Records for this task
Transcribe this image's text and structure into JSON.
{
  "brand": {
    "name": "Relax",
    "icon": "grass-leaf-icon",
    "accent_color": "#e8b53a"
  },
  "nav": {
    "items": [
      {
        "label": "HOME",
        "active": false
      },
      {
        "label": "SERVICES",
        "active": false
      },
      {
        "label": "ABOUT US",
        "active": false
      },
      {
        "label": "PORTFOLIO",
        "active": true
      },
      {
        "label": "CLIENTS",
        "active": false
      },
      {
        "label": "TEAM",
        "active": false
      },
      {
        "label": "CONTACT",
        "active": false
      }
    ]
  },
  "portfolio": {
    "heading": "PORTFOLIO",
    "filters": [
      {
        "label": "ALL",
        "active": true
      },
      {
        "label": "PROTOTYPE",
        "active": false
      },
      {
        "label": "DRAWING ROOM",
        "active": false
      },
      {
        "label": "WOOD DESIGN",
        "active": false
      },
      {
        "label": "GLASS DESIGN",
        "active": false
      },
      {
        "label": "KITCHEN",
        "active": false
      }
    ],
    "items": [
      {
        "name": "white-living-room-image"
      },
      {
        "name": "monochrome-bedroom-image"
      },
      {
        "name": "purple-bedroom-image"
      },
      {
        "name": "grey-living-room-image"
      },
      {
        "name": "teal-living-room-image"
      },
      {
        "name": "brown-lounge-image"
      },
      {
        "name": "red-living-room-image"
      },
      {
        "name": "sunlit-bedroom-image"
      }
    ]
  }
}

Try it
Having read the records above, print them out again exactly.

Output below
Transcribe this image's text and structure into JSON.
{
  "brand": {
    "name": "Relax",
    "icon": "grass-leaf-icon",
    "accent_color": "#e8b53a"
  },
  "nav": {
    "items": [
      {
        "label": "HOME",
        "active": false
      },
      {
        "label": "SERVICES",
        "active": false
      },
      {
        "label": "ABOUT US",
        "active": false
      },
      {
        "label": "PORTFOLIO",
        "active": true
      },
      {
        "label": "CLIENTS",
        "active": false
      },
      {
        "label": "TEAM",
        "active": false
      },
      {
        "label": "CONTACT",
        "active": false
      }
    ]
  },
  "portfolio": {
    "heading": "PORTFOLIO",
    "filters": [
      {
        "label": "ALL",
        "active": true
      },
      {
        "label": "PROTOTYPE",
        "active": false
      },
      {
        "label": "DRAWING ROOM",
        "active": false
      },
      {
        "label": "WOOD DESIGN",
        "active": false
      },
      {
        "label": "GLASS DESIGN",
        "active": false
      },
      {
        "label": "KITCHEN",
        "active": false
      }
    ],
    "items": [
      {
        "name": "white-living-room-image"
      },
      {
        "name": "monochrome-bedroom-image"
      },
      {
        "name": "purple-bedroom-image"
      },
      {
        "name": "grey-living-room-image"
      },
      {
        "name": "teal-living-room-image"
      },
      {
        "name": "brown-lounge-image"
      },
      {
        "name": "red-living-room-image"
      },
      {
        "name": "sunlit-bedroom-image"
      }
    ]
  }
}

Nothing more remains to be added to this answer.